— EXTRACTED INFORMATION —
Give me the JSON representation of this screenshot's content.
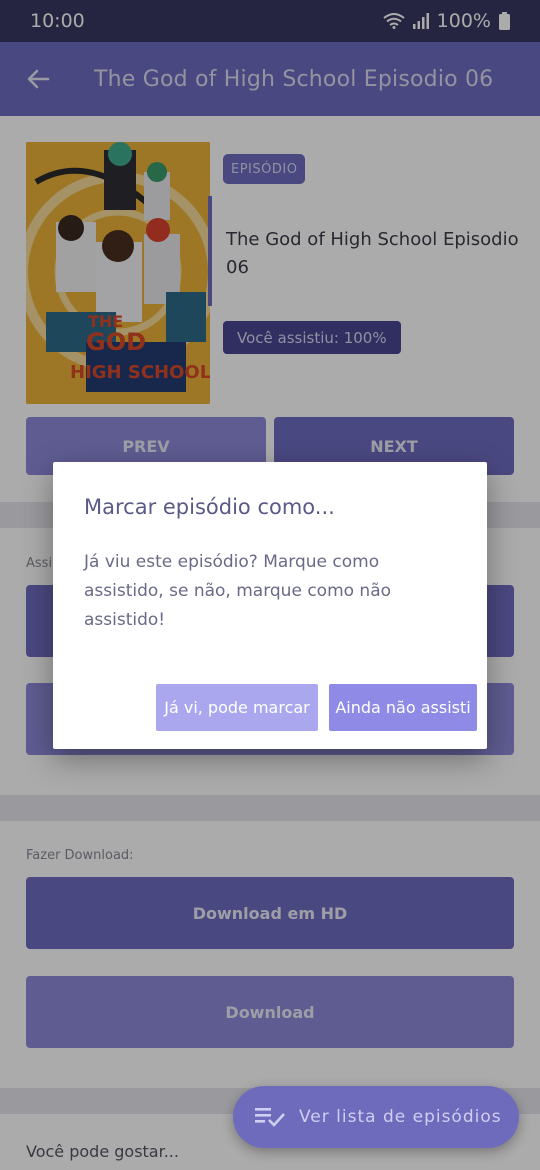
{
  "status_bar": {
    "time": "10:00",
    "battery": "100%"
  },
  "app_bar": {
    "title": "The God of High School Episodio 06"
  },
  "episode": {
    "type_badge": "EPISÓDIO",
    "title": "The God of High School Episodio 06",
    "watched_badge": "Você assistiu: 100%",
    "poster_text_line1": "THE",
    "poster_text_line2": "GOD",
    "poster_text_line3": "HIGH SCHOOL",
    "watched_progress_percent": 100
  },
  "nav": {
    "prev_label": "PREV",
    "next_label": "NEXT"
  },
  "download": {
    "section_label": "Fazer Download:",
    "hd_label": "Download em HD",
    "sd_label": "Download"
  },
  "watch_section": {
    "label_partial": "Assi"
  },
  "dialog": {
    "title": "Marcar episódio como...",
    "body": "Já viu este episódio? Marque como assistido, se não, marque como não assistido!",
    "confirm_label": "Já vi, pode marcar",
    "deny_label": "Ainda não assisti"
  },
  "footer": {
    "suggestions_label": "Você pode gostar..."
  },
  "fab": {
    "label": "Ver lista de episódios",
    "icon": "playlist-check-icon"
  },
  "colors": {
    "primary": "#6f6cc0",
    "primary_dark": "#383862",
    "dialog_confirm": "#aaa7ee",
    "dialog_deny": "#8e8ae6"
  }
}
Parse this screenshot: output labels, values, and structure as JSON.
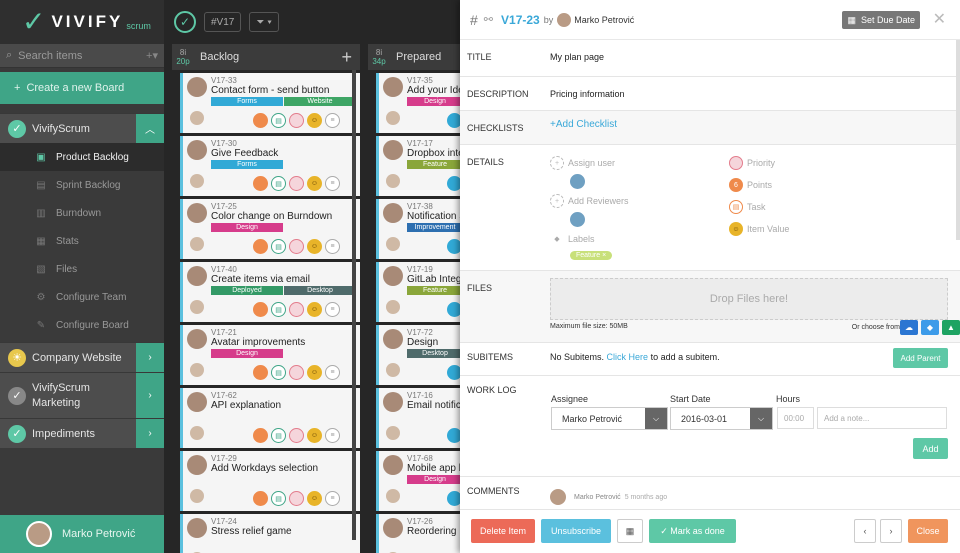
{
  "sidebar": {
    "logo_word": "VIVIFY",
    "logo_sub": "scrum",
    "search_placeholder": "Search items",
    "create_board": "Create a new Board",
    "groups": [
      {
        "label": "VivifyScrum",
        "items": [
          "Product Backlog",
          "Sprint Backlog",
          "Burndown",
          "Stats",
          "Files",
          "Configure Team",
          "Configure Board"
        ]
      },
      {
        "label": "Company Website"
      },
      {
        "label_line1": "VivifyScrum",
        "label_line2": "Marketing"
      },
      {
        "label": "Impediments"
      }
    ],
    "user_name": "Marko Petrović"
  },
  "board": {
    "sprint_chip": "#V17",
    "columns": [
      {
        "count": "8i",
        "points": "20p",
        "name": "Backlog"
      },
      {
        "count": "8i",
        "points": "34p",
        "name": "Prepared"
      }
    ],
    "backlog_cards": [
      {
        "id": "V17-33",
        "title": "Contact form - send button",
        "tags": [
          {
            "t": "Forms",
            "c": "cyan"
          },
          {
            "t": "Website",
            "c": "green"
          }
        ]
      },
      {
        "id": "V17-30",
        "title": "Give Feedback",
        "tags": [
          {
            "t": "Forms",
            "c": "cyan"
          }
        ]
      },
      {
        "id": "V17-25",
        "title": "Color change on Burndown",
        "tags": [
          {
            "t": "Design",
            "c": "pink"
          }
        ]
      },
      {
        "id": "V17-40",
        "title": "Create items via email",
        "tags": [
          {
            "t": "Deployed",
            "c": "dgreen"
          },
          {
            "t": "Desktop",
            "c": "gray"
          }
        ]
      },
      {
        "id": "V17-21",
        "title": "Avatar improvements",
        "tags": [
          {
            "t": "Design",
            "c": "pink"
          }
        ]
      },
      {
        "id": "V17-62",
        "title": "API explanation",
        "tags": []
      },
      {
        "id": "V17-29",
        "title": "Add Workdays selection",
        "tags": []
      },
      {
        "id": "V17-24",
        "title": "Stress relief game",
        "tags": []
      }
    ],
    "prepared_cards": [
      {
        "id": "V17-35",
        "title": "Add your Idea",
        "tags": [
          {
            "t": "Design",
            "c": "pink"
          }
        ]
      },
      {
        "id": "V17-17",
        "title": "Dropbox integ",
        "tags": [
          {
            "t": "Feature",
            "c": "olive"
          }
        ]
      },
      {
        "id": "V17-38",
        "title": "Notification Se",
        "tags": [
          {
            "t": "Improvement",
            "c": "navy"
          }
        ]
      },
      {
        "id": "V17-19",
        "title": "GitLab Integra",
        "tags": [
          {
            "t": "Feature",
            "c": "olive"
          }
        ]
      },
      {
        "id": "V17-72",
        "title": "Design",
        "tags": [
          {
            "t": "Desktop",
            "c": "gray"
          }
        ]
      },
      {
        "id": "V17-16",
        "title": "Email notificat",
        "tags": []
      },
      {
        "id": "V17-68",
        "title": "Mobile app la",
        "tags": [
          {
            "t": "Design",
            "c": "pink"
          }
        ]
      },
      {
        "id": "V17-26",
        "title": "Reordering Ka",
        "tags": []
      }
    ]
  },
  "panel": {
    "item_id": "V17-23",
    "by": "by",
    "author": "Marko Petrović",
    "set_due_date": "Set Due Date",
    "title_label": "TITLE",
    "title_value": "My plan page",
    "description_label": "DESCRIPTION",
    "description_value": "Pricing information",
    "checklists_label": "CHECKLISTS",
    "add_checklist": "+Add Checklist",
    "details_label": "DETAILS",
    "assign_user": "Assign user",
    "add_reviewers": "Add Reviewers",
    "labels": "Labels",
    "feature_tag": "Feature ×",
    "priority": "Priority",
    "points_value": "6",
    "points": "Points",
    "task": "Task",
    "item_value": "Item Value",
    "files_label": "FILES",
    "drop_files": "Drop Files here!",
    "max_file": "Maximum file size: 50MB",
    "or_choose": "Or choose from",
    "subitems_label": "SUBITEMS",
    "no_subitems": "No Subitems.",
    "click_here": "Click Here",
    "add_subitem": "to add a subitem.",
    "add_parent": "Add Parent",
    "worklog_label": "WORK LOG",
    "assignee_label": "Assignee",
    "assignee_value": "Marko Petrović",
    "start_date_label": "Start Date",
    "start_date_value": "2016-03-01",
    "hours_label": "Hours",
    "hours_placeholder": "00:00",
    "note_placeholder": "Add a note...",
    "add_btn": "Add",
    "comments_label": "COMMENTS",
    "comment_author": "Marko Petrović",
    "comment_time": "5 months ago",
    "delete_item": "Delete Item",
    "unsubscribe": "Unsubscribe",
    "mark_done": "✓ Mark as done",
    "close": "Close"
  }
}
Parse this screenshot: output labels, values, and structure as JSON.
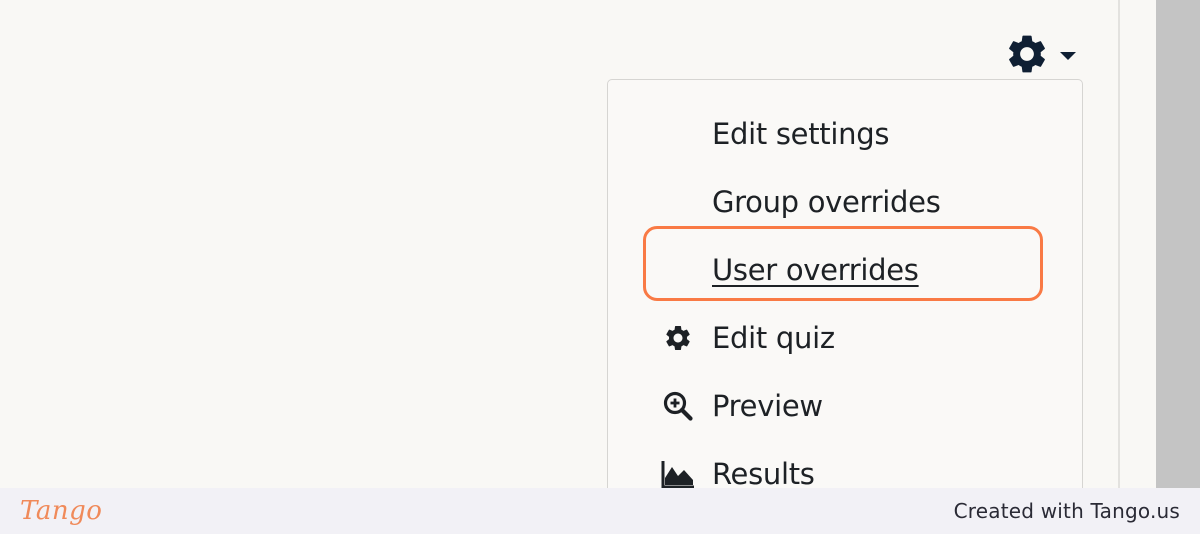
{
  "toolbar": {
    "settings_icon": "gear-icon",
    "caret_icon": "caret-down-icon"
  },
  "menu": {
    "items": [
      {
        "label": "Edit settings",
        "icon": null
      },
      {
        "label": "Group overrides",
        "icon": null
      },
      {
        "label": "User overrides",
        "icon": null,
        "highlighted": true
      },
      {
        "label": "Edit quiz",
        "icon": "gear-icon"
      },
      {
        "label": "Preview",
        "icon": "zoom-in-icon"
      },
      {
        "label": "Results",
        "icon": "area-chart-icon"
      }
    ]
  },
  "colors": {
    "highlight": "#f97a45",
    "icon": "#0f1f33",
    "brand": "#f08a5a"
  },
  "footer": {
    "brand": "Tango",
    "credit": "Created with Tango.us"
  }
}
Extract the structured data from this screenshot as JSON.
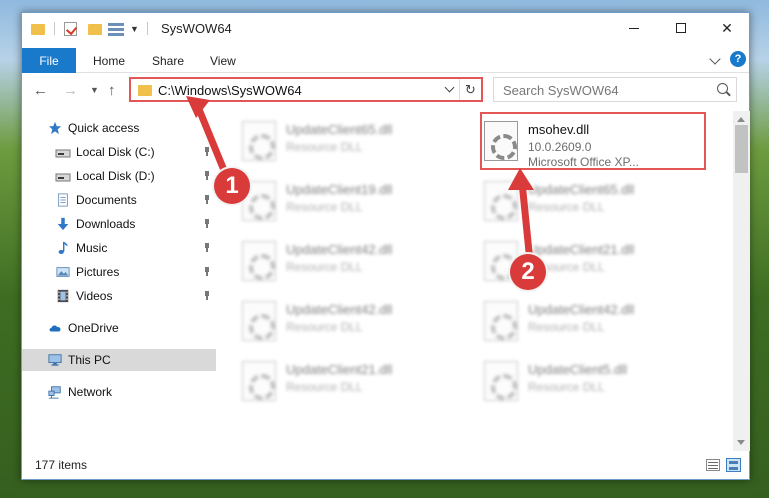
{
  "window": {
    "title": "SysWOW64",
    "controls": {
      "minimize": "minimize",
      "maximize": "maximize",
      "close": "✕"
    }
  },
  "ribbon": {
    "tabs": [
      "File",
      "Home",
      "Share",
      "View"
    ],
    "help": "?"
  },
  "navigation": {
    "address": "C:\\Windows\\SysWOW64",
    "search_placeholder": "Search SysWOW64"
  },
  "sidebar": {
    "items": [
      {
        "label": "Quick access",
        "icon": "star-icon"
      },
      {
        "label": "Local Disk (C:)",
        "icon": "drive-icon",
        "pinned": true
      },
      {
        "label": "Local Disk (D:)",
        "icon": "drive-icon",
        "pinned": true
      },
      {
        "label": "Documents",
        "icon": "documents-icon",
        "pinned": true
      },
      {
        "label": "Downloads",
        "icon": "download-arrow-icon",
        "pinned": true
      },
      {
        "label": "Music",
        "icon": "music-note-icon",
        "pinned": true
      },
      {
        "label": "Pictures",
        "icon": "pictures-icon",
        "pinned": true
      },
      {
        "label": "Videos",
        "icon": "film-icon",
        "pinned": true
      },
      {
        "label": "OneDrive",
        "icon": "cloud-icon"
      },
      {
        "label": "This PC",
        "icon": "computer-icon",
        "selected": true
      },
      {
        "label": "Network",
        "icon": "network-icon"
      }
    ]
  },
  "files": {
    "left_column": [
      {
        "name": "UpdateClient65.dll",
        "type": "Resource DLL"
      },
      {
        "name": "UpdateClient19.dll",
        "type": "Resource DLL"
      },
      {
        "name": "UpdateClient42.dll",
        "type": "Resource DLL"
      },
      {
        "name": "UpdateClient42.dll",
        "type": "Resource DLL"
      },
      {
        "name": "UpdateClient21.dll",
        "type": "Resource DLL"
      }
    ],
    "right_column": [
      {
        "name": "msohev.dll",
        "version": "10.0.2609.0",
        "company": "Microsoft Office XP..."
      },
      {
        "name": "UpdateClient65.dll",
        "type": "Resource DLL"
      },
      {
        "name": "UpdateClient21.dll",
        "type": "Resource DLL"
      },
      {
        "name": "UpdateClient42.dll",
        "type": "Resource DLL"
      },
      {
        "name": "UpdateClient5.dll",
        "type": "Resource DLL"
      }
    ]
  },
  "status": {
    "count": "177 items"
  },
  "annotations": {
    "step1": "1",
    "step2": "2",
    "accent": "#d93a3a"
  }
}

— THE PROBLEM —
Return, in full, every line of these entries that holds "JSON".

— TASK SOLUTION —
Give me the JSON representation of this screenshot's content.
Parse this screenshot: output labels, values, and structure as JSON.
Parse this screenshot: output labels, values, and structure as JSON.
Extract the structured data from this screenshot as JSON.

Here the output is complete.